Element data from apps and pages:
....................
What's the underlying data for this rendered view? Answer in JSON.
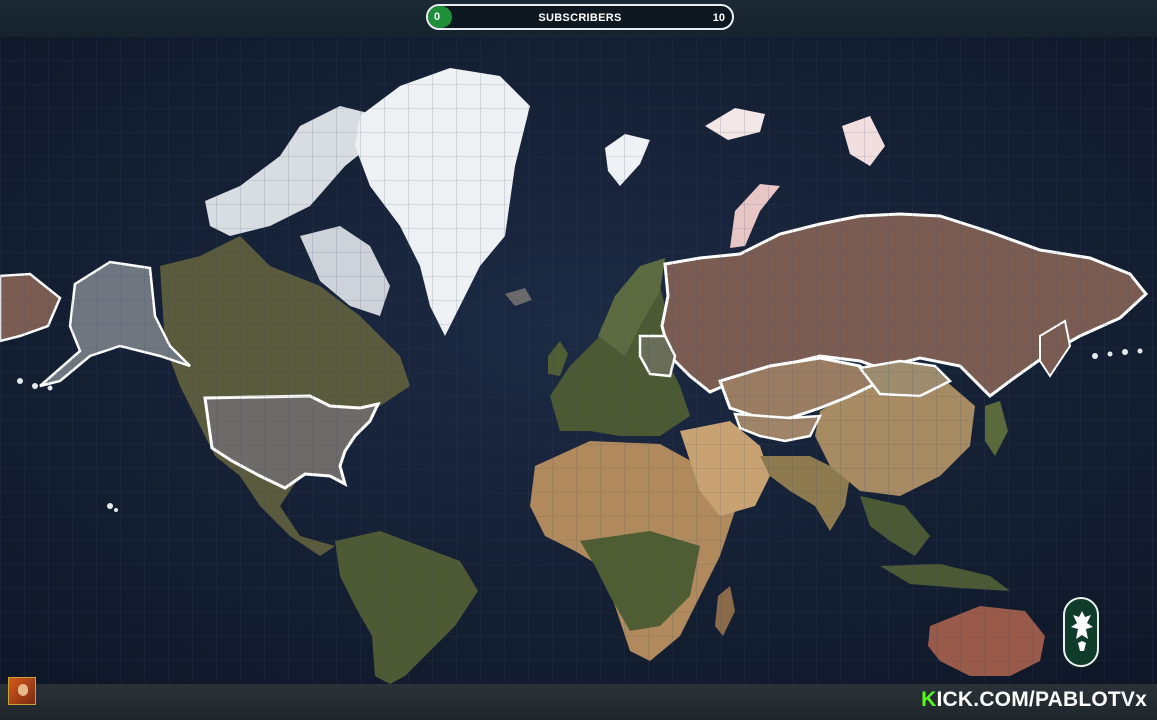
{
  "subscriber_bar": {
    "label": "SUBSCRIBERS",
    "min": "0",
    "max": "10",
    "progress": 0.08,
    "fill_color": "#1f8f3a"
  },
  "map": {
    "highlighted_regions": [
      "Russia",
      "Belarus",
      "Kazakhstan",
      "Central Asia",
      "United States",
      "Alaska",
      "Mongolia",
      "Svalbard",
      "Franz Josef Land",
      "Novaya Zemlya",
      "Sakhalin",
      "Kuril Islands",
      "Aleutian Islands",
      "Hawaii"
    ],
    "highlight_color": "#ffffff"
  },
  "branding": {
    "k_letter": "K",
    "rest": "ICK.COM/PABLOTVx",
    "k_color": "#53fc18"
  },
  "emblem": {
    "icon": "eagle-emblem-icon"
  },
  "avatar": {
    "icon": "streamer-avatar"
  }
}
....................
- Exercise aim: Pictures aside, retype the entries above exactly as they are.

- Solution:
What's the underlying data for this rendered view? Answer in JSON.
{
  "subscriber_bar": {
    "label": "SUBSCRIBERS",
    "min": "0",
    "max": "10",
    "progress": 0.08,
    "fill_color": "#1f8f3a"
  },
  "map": {
    "highlighted_regions": [
      "Russia",
      "Belarus",
      "Kazakhstan",
      "Central Asia",
      "United States",
      "Alaska",
      "Mongolia",
      "Svalbard",
      "Franz Josef Land",
      "Novaya Zemlya",
      "Sakhalin",
      "Kuril Islands",
      "Aleutian Islands",
      "Hawaii"
    ],
    "highlight_color": "#ffffff"
  },
  "branding": {
    "k_letter": "K",
    "rest": "ICK.COM/PABLOTVx",
    "k_color": "#53fc18"
  },
  "emblem": {
    "icon": "eagle-emblem-icon"
  },
  "avatar": {
    "icon": "streamer-avatar"
  }
}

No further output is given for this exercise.